  if (digitalRead (1) == 1){
  digitalWrite(0, HIGH);   // turn the LED on (HIGH is the voltage level)
  delay(1000);                       // wait for a second
  digitalWrite(0, LOW);    // turn the LED off by making the voltage LOW
  delay(1000);    // wait for a second
else {
  digitalWrite (0, LOW);

Above is the blink board completly connected and programmed. This is also a picture of my finished soldered board. I removed all bridges before connecting and testing for continuity with a multi meter.

Above is a video of my blink board functioning. This is the completed assignment for week 6 I have attached the wires programmed and proved my LED works by blinking a button.


Throughout the duration of this week I encountered my fair share of failures when it came to designing and milling my boards. One of my errors came when on my original schematic I did not have my chip connected to ground. This resulted in my button and LED being in series and short occurring between my grounds. I fixed this error by connecting the ground of my chip to the ground of my headers.

Another error I encountered my fair share of was soldering. I struggled with soldering the AT412 chip pins without forming bridges. I ended up ruining 2 boards on the chip alone due to bridges that I was unnable to remove with both wick and a solder sucker. I eventually overame this by slowing my soldering down, applying more flux, and adding solder to the iron then touching the pin with the tip of the iron.

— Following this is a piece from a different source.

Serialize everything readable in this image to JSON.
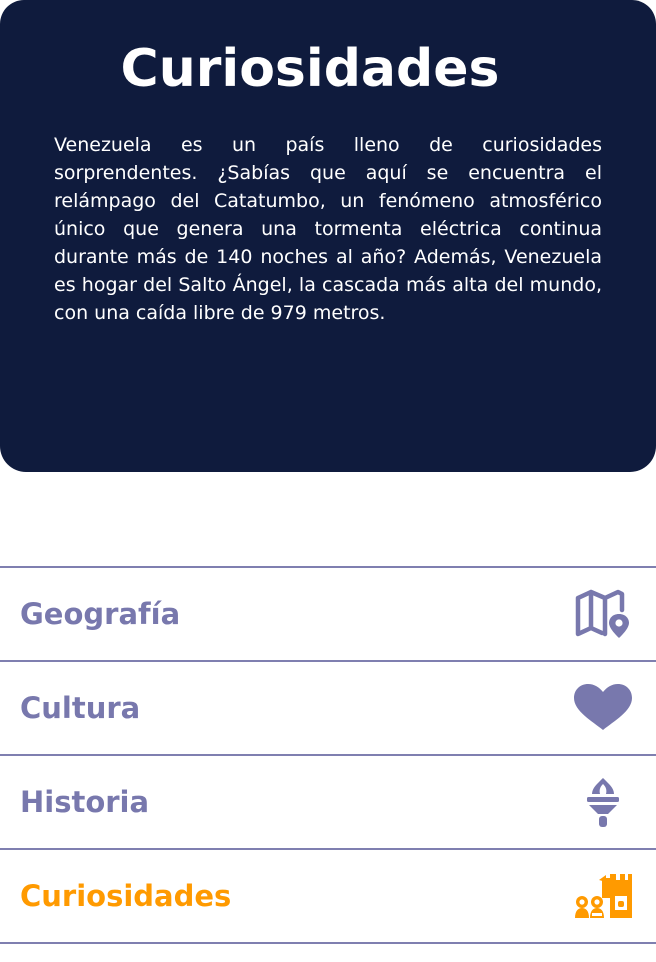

Above is the failed board where I did not have ground connected. I attempted to resolve this issue short term by connecting the ground with a piece of wire. This solution did not work and I ultimately decided upon re-designing the schematic. The corrected schematic is documented above in my designing of the board. In the re-designed board I properly connected each trace so that my circuit was not only cleaner and would not give me problems soldering but also made it so the button press was using the chip instead of working as a flashlight. This was done by connecting my vcc and to ground as data pins. I also better organized the components and their traces in the board layout by using the manual route instead of auto route so I could avoid close traces and traces that went underneath components where it was unneeded. This cleaned up my final board very nicely and made it much quicker to solder. The re-design functioned properly using the code written to turn on the button. After milling this board I soldered it and tested and it worked first try as seen in documentation above.

Last update: March 30, 2021